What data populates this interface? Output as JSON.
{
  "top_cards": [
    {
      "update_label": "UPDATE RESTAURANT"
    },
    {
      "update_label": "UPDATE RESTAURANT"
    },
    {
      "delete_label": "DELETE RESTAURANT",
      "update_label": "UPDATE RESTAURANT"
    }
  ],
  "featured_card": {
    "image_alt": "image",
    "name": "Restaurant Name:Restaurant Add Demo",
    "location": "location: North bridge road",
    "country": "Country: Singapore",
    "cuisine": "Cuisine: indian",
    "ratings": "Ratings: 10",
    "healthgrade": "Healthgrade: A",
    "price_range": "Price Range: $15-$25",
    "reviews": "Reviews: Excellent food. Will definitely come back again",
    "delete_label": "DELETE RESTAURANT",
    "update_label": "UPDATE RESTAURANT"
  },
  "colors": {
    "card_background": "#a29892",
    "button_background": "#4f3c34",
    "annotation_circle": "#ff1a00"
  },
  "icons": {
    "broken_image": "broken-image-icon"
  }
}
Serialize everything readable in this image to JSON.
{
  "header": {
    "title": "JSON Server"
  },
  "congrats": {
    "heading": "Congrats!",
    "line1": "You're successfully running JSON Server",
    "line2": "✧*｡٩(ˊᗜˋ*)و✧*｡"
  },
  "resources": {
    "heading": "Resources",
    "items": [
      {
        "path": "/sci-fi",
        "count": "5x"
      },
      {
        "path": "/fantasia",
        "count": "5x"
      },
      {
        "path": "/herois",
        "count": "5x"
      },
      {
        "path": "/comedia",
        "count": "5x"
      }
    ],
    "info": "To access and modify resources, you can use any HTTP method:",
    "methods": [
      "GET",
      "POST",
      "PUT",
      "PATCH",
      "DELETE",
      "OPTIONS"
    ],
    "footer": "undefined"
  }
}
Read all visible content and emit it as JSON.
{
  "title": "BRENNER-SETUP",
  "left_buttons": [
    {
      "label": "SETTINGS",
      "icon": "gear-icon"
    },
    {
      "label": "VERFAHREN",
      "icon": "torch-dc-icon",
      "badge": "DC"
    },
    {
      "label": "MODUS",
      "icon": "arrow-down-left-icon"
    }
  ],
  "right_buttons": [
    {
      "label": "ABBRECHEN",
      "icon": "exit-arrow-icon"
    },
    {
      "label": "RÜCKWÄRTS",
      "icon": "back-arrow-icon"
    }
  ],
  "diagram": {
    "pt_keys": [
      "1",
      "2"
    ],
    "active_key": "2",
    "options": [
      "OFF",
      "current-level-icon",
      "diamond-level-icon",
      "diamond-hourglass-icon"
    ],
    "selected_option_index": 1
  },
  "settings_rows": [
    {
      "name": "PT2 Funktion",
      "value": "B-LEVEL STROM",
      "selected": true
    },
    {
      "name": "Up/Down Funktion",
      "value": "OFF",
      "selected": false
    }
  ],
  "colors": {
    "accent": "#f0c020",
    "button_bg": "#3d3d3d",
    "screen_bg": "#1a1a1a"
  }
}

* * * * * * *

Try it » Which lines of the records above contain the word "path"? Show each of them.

Written response »
        "path": "/sci-fi",
        "path": "/fantasia",
        "path": "/herois",
        "path": "/comedia",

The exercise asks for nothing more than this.